Return Of The Blogosphere

A new article for the new year, this one from the Verge about bringing back personal blogging. How could I NOT comment on this one!? The idea is simple: since social media has devolved in recent years, proving to be less than ideal, and since people remain social, then the collective cyber culture should once again embrace the benefits of blogging. To that, yes. A resounding one indeed.

“In the beginning, there were blogs, and they were the original social web. We built community. We found our people. We wrote personally. We wrote frequently. We self-policed, and we linked to each other so that newbies could discover new and good blogs. I want to go back there.” — Monique Judge

Those of us who were online “back in the day” remember blogging in its heyday and can thus return to it with ready understanding while also being fueled by nostalgia. It’d be like going home.

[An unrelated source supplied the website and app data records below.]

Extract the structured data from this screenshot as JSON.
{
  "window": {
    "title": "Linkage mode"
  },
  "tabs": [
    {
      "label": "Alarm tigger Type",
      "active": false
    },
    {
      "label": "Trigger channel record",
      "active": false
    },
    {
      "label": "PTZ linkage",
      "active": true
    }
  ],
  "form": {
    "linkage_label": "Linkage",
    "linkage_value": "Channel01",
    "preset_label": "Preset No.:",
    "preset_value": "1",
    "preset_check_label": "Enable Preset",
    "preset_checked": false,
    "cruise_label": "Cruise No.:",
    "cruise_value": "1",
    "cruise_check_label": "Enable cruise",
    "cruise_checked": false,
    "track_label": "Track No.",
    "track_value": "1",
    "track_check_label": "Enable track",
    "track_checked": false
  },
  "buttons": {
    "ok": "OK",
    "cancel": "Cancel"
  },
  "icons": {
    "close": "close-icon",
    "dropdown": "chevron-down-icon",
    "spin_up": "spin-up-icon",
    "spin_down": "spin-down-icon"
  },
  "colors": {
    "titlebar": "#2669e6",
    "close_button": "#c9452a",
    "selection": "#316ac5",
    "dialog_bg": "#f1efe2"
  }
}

But what about “digital natives” from Gen Z who never experienced life before Facebook, Instagram, or Snapchat? I think their image/video-centric online nature would find text-based blogging too much to tackle. They might even wonder how one can feasibly type a 500-word post via smartphone keyboard (spoiler alert: use a laptop keyboard).

Despite potential friction between old-school blogging and the up-and-coming generation of web surfers, I have high hopes for a return of the blogosphere and think it’s worth promoting. If traditional bloggers like myself want to help a new wave of bloggers find their footing, maybe we simply inundate the web with blog posts about blogging and its benefits, causing such topics to rise in the ranks of Google searches.

For some, blogging never really went away. Instead, it simply became forgotten, neglected, or ignored as the attention of many was distracted by the shiny new social media networks, which admittedly did make posting stuff online easier and quicker than ever. You might recall that Twitter, at first, was labeled as a “micro-blogging” service.

Side note: though I’ve used different blogging platforms over the years and have also had several different social media services, there’s one site I never joined: Tumblr. I mention it because, unlike the defunct other social media places, Tumblr seems to have retained most of its features and appeal over time, despite some changes. It might be worth promoting.

Bonus note: Blogger began in 1999 and — get this — still exists today! I’m blogging on it right now.

If Gen. Z finds blogging too archaic, they might instead find Tumblr more accessible.

In any case, I’m all for blogging and the blogosphere. And if enough new young people flock to it, blogging might benefit, evolving for the better with a renaissance.

Do you think blogging stands a chance of seeing a second golden age?

Update 1–23–23

Here’s a relevant quote from Manton Reece of

“People were pulled away from blogging, drawn to social networks that were faster to post to and easier to interact with friends. It’s our job to pull them back to blogs by bringing the best parts of old-school blogging and modern social networks together.”